The oft-injured former second-round draft pick finally reached triple A, but he hit only .221 and slugged just .298 once there. The 2016 season could be make or break for Dugan.

Jeff Francoeur

The jovial veteran proved a valuable presence for the Phillies' young clubhouse. Although there might not be much playing time for him, Francoeur could come back on another one-year deal.

Odubel Herrera

Herrera was not only the team's biggest surprise, the Rule 5 draft pick was also its MVP. He has hit .290 in his first season above double A and played above-average center-field defense despite this being his first year at the position. The energetic Venezuelan put himself in the Phillies' plans.

Catchers

Jorge Alfaro

The Phillies hope Alfaro is their catcher of the future. One of the prizes of the Cole Hamels deal, he will have all eyes on him in spring training. He will likely begin next year in double A and is not expected to crack the majors until 2017.

Erik Kratz

The Telford native bounced around baseball this year and will probably have to look elsewhere to find a major-league backup gig. Andrew Knapp, the Phillies' breakout minor-league position player of 2015, will likely handle everyday duties in triple A next year, leaving one less spot for Kratz.

Carlos Ruiz

Next year is the final one of Ruiz's contract. The seldom-used veteran will be 37 and make $8.5 million. He will likely find himself again in a backup role behind Cameron Rupp.

Cameron Rupp

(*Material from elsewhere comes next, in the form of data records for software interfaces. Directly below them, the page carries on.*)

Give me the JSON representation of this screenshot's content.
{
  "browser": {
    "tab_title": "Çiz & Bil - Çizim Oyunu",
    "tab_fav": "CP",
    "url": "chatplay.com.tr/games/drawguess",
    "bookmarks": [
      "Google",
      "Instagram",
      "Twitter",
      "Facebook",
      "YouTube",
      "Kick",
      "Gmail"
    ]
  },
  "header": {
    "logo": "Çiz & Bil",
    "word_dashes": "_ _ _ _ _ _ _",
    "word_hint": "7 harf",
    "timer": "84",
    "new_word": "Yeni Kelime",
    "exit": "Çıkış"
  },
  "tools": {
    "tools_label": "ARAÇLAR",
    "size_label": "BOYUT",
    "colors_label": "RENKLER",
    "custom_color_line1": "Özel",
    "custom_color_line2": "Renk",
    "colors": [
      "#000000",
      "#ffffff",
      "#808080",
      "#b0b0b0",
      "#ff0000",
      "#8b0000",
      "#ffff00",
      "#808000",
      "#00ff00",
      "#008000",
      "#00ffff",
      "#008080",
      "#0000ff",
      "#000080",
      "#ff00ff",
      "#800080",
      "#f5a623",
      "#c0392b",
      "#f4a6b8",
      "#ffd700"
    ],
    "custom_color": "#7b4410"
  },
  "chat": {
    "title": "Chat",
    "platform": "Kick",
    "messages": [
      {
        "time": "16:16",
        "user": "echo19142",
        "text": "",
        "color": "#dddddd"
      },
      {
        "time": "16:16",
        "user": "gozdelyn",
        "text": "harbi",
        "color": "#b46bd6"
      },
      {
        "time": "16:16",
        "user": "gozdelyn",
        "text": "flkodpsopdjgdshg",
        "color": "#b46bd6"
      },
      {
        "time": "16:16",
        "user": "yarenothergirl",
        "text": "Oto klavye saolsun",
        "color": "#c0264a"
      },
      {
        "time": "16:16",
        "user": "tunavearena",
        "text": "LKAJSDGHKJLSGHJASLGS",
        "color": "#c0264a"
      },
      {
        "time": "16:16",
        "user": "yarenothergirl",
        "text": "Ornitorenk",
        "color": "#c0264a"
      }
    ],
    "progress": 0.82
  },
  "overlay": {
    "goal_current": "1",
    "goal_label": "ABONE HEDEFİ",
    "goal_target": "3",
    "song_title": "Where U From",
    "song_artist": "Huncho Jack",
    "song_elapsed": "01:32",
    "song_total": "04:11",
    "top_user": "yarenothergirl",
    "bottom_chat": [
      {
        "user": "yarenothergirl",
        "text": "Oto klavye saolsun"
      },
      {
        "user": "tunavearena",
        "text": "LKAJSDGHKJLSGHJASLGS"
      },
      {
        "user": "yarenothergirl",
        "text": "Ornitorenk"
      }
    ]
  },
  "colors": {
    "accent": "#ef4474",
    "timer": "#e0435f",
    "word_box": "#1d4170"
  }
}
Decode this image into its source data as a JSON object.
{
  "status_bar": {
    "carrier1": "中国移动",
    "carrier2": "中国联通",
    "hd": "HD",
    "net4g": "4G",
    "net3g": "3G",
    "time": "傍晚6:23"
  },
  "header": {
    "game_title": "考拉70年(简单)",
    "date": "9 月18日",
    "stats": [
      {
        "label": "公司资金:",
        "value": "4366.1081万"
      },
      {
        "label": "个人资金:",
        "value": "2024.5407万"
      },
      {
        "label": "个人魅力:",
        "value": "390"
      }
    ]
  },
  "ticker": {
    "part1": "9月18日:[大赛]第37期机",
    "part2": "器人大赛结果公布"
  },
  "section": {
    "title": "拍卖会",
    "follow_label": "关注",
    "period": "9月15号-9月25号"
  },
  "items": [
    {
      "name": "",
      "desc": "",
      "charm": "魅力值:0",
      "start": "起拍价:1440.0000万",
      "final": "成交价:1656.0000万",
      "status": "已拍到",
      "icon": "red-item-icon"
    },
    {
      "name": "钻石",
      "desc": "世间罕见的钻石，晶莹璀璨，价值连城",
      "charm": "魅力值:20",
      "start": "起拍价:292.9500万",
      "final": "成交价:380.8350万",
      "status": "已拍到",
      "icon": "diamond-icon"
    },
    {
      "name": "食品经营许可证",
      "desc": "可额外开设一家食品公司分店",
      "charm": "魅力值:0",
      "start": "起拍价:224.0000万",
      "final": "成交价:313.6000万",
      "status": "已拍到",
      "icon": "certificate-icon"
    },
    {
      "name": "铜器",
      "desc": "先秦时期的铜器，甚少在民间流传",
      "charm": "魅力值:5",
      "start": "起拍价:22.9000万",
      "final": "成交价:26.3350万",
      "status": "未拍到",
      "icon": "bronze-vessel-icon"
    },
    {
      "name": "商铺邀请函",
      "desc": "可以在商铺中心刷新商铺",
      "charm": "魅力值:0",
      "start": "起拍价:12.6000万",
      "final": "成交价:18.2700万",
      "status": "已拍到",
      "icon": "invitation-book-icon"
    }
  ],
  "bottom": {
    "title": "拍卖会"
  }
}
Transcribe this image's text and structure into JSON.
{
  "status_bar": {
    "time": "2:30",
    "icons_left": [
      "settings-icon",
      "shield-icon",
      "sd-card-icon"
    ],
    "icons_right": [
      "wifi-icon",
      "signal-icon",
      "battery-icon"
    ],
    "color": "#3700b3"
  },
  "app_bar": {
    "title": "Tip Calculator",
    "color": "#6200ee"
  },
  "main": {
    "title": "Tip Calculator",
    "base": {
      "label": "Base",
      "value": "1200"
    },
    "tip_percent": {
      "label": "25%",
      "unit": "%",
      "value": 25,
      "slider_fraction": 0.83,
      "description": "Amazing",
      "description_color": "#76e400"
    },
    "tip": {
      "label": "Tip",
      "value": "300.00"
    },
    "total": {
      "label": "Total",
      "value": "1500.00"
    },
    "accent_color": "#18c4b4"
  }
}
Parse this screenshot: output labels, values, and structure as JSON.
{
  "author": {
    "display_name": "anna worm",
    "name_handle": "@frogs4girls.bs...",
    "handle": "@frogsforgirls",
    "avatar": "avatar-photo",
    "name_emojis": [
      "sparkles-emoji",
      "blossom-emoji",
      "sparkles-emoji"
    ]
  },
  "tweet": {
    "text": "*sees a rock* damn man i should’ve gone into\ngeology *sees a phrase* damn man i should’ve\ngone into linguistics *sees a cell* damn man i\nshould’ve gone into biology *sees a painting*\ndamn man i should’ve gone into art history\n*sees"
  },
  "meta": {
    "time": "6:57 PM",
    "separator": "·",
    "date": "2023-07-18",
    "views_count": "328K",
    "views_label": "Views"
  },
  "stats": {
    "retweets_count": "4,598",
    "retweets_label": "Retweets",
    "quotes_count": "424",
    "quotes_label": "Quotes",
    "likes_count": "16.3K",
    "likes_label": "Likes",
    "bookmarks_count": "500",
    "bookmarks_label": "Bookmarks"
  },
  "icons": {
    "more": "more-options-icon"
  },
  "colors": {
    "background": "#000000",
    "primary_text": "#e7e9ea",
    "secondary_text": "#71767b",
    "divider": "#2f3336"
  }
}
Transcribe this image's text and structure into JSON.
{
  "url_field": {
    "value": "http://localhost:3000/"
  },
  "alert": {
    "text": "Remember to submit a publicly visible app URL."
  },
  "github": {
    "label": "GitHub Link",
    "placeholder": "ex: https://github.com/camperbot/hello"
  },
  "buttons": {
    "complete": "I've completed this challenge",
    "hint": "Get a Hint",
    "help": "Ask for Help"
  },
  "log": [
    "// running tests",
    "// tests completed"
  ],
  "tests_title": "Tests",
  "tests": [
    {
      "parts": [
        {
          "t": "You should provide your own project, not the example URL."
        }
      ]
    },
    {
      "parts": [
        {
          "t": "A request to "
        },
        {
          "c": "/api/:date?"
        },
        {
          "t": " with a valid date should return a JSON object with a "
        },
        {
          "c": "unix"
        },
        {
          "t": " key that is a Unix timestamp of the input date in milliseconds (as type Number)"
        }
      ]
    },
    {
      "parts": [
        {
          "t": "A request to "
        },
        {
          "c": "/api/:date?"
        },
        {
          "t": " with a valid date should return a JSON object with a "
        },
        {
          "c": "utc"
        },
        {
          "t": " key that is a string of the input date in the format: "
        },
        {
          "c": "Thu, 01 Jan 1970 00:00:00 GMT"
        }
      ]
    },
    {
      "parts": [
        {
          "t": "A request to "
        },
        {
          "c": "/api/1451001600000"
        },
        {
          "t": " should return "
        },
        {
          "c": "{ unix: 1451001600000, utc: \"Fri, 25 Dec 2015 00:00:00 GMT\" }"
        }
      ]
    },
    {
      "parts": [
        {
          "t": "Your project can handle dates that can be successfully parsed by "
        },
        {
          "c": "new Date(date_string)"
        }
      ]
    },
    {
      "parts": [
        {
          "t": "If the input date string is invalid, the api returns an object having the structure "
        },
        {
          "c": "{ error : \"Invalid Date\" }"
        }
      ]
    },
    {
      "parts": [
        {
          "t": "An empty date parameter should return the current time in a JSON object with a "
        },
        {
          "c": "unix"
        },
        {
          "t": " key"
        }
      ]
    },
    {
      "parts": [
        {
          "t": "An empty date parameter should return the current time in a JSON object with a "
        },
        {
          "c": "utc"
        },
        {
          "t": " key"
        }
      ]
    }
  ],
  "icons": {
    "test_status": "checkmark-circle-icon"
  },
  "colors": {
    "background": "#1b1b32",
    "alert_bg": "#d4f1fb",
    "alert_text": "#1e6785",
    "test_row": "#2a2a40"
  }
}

Rupp, 27, has yet to prove he is more than a backup catcher in the long term, but he should continue to play every day until Knapp and Alfaro are ready for the big leagues. Rupp handled the Phillies' young starting staff well and displayed a strong arm from behind the plate.